▶ [Task requirements]: Copy each line below containing "value".

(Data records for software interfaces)
= Beginning of Section =

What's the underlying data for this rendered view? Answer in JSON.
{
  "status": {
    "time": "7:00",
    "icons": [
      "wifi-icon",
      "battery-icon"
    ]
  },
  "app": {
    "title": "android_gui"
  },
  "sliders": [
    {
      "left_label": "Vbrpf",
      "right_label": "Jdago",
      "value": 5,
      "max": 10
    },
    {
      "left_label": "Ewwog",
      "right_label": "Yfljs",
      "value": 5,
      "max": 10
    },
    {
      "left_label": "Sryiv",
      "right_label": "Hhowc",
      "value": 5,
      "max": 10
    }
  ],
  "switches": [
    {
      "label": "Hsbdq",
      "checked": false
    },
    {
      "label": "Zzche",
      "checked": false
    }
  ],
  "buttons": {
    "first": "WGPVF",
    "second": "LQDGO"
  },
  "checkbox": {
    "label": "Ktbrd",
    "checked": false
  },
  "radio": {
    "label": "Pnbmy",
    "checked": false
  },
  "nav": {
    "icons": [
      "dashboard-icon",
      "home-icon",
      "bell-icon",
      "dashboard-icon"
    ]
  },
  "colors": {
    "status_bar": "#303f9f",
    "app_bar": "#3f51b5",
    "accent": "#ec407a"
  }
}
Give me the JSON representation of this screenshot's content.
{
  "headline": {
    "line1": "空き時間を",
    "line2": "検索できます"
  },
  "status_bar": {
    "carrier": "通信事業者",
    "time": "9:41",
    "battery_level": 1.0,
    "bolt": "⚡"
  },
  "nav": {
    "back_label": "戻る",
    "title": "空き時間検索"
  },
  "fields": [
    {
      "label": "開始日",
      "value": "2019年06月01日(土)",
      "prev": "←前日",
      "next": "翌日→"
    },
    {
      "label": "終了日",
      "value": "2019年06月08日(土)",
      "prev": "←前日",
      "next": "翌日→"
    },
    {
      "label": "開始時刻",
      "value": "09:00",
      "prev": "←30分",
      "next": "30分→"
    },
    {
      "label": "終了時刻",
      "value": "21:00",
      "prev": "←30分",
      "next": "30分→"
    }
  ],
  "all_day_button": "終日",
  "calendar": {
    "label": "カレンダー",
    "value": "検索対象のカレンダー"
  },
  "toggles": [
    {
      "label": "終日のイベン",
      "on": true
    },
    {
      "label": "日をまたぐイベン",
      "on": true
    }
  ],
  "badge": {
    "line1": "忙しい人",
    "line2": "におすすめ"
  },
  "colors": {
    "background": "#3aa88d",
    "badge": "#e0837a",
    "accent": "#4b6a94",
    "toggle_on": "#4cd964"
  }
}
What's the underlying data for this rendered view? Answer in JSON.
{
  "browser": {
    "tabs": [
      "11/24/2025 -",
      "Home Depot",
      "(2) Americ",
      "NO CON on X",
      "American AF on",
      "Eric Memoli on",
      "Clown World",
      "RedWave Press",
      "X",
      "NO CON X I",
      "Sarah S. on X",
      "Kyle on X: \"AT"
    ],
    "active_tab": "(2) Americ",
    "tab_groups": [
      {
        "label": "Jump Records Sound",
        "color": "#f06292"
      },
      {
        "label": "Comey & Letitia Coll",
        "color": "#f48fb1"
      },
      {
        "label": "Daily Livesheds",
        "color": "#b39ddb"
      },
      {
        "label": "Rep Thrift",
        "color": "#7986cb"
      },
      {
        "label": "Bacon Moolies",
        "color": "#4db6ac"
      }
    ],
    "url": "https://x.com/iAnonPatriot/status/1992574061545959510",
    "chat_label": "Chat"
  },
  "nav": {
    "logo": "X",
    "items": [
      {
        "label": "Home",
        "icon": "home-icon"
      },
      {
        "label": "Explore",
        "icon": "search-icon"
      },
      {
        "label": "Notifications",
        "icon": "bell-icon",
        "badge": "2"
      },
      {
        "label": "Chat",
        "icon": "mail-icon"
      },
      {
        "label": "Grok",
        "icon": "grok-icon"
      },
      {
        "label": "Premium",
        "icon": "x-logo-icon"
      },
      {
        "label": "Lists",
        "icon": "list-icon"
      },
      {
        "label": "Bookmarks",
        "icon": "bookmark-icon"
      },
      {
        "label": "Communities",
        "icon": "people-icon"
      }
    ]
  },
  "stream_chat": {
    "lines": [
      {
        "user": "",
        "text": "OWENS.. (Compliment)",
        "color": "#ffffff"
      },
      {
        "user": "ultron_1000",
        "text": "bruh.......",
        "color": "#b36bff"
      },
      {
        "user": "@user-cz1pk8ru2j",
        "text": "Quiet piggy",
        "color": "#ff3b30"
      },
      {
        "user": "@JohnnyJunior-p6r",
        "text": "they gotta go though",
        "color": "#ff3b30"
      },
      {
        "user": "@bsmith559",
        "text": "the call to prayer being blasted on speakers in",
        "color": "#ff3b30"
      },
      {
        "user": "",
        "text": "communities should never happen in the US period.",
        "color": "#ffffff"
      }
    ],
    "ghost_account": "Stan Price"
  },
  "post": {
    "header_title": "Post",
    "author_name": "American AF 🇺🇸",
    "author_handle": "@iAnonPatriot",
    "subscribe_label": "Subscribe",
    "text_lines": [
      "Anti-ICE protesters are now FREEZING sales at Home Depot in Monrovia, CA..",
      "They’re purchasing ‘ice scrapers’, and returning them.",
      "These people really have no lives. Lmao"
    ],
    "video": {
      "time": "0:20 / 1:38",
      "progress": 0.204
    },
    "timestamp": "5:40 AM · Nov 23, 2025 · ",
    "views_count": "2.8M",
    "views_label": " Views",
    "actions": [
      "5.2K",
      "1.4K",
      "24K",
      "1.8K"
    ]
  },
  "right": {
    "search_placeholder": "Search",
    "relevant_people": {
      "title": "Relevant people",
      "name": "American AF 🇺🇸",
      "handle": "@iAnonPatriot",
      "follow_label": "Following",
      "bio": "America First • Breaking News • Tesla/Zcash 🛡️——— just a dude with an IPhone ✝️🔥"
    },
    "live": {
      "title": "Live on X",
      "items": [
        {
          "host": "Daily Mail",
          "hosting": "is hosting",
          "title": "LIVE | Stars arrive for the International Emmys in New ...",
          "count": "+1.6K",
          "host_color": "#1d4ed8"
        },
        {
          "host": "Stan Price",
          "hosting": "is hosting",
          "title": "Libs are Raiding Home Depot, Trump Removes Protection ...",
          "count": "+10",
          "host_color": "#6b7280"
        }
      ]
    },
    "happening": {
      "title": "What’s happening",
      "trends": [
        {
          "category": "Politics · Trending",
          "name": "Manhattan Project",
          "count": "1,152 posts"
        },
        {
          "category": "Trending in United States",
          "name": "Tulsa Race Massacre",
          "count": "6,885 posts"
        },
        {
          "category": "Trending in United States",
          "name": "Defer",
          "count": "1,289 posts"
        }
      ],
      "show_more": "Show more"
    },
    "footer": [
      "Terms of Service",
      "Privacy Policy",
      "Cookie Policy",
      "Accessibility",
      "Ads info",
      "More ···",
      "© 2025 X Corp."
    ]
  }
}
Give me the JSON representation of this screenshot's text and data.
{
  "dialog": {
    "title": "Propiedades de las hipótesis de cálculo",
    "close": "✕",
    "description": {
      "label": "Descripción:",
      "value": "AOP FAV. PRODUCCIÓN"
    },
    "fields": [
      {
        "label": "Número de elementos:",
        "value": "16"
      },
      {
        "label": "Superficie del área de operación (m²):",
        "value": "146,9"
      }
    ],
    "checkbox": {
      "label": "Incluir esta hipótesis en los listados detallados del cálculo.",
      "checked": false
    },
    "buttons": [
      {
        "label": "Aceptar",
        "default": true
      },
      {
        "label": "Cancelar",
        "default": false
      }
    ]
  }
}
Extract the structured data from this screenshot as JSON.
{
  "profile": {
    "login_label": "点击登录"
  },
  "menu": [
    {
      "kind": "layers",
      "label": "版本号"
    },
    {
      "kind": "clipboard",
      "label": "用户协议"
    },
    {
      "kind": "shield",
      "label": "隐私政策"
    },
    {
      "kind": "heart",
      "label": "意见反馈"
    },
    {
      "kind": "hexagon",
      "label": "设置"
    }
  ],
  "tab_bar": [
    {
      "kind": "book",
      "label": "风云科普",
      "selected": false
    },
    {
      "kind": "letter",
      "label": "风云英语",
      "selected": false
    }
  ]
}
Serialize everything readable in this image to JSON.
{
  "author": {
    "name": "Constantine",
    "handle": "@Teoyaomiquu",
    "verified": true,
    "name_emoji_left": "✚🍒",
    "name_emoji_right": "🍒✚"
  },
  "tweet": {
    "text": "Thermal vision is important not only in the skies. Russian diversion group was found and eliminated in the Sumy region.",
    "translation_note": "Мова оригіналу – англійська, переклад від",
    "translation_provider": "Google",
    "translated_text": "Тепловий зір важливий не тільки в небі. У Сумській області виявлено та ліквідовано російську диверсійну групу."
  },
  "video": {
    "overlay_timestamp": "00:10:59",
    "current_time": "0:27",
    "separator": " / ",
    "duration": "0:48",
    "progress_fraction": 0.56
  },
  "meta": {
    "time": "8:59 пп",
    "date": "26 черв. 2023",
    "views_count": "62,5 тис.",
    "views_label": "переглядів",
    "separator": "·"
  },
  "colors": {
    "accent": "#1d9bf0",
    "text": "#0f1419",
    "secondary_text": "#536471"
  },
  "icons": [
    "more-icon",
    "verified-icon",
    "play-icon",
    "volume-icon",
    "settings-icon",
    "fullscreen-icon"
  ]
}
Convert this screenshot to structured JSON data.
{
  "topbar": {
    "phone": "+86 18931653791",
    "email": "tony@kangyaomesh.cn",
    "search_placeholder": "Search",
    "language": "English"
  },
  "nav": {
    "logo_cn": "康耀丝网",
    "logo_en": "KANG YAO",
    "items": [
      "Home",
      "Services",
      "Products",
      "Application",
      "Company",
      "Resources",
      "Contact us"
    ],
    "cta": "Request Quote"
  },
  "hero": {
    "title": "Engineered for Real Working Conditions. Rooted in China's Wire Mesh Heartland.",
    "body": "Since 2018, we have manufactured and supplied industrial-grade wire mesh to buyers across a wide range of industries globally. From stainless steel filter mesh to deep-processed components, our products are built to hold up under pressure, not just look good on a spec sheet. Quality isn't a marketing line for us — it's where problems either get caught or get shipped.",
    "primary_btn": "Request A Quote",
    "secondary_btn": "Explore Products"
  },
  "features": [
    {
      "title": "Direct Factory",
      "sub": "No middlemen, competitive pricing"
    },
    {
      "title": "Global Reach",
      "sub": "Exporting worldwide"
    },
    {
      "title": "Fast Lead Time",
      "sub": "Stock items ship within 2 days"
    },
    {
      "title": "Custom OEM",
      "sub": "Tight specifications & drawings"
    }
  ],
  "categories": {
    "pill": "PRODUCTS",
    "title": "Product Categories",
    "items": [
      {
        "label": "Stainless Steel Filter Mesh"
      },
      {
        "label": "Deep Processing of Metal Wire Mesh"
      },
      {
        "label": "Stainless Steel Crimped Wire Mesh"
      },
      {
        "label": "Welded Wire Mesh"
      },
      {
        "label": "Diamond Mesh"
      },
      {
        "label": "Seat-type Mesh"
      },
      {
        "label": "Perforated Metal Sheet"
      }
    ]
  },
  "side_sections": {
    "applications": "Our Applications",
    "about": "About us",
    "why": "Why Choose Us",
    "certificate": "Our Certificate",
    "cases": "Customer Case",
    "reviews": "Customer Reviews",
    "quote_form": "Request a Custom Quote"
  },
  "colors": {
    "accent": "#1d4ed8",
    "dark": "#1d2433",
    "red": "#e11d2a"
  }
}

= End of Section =

▶ [Solution below]:
      "value": 5,
      "value": 5,
      "value": 5,
      "value": "2019年06月01日(土)",
      "value": "2019年06月08日(土)",
      "value": "09:00",
      "value": "21:00",
    "value": "検索対象のカレンダー"
      "value": "AOP FAV. PRODUCCIÓN"
        "value": "16"
        "value": "146,9"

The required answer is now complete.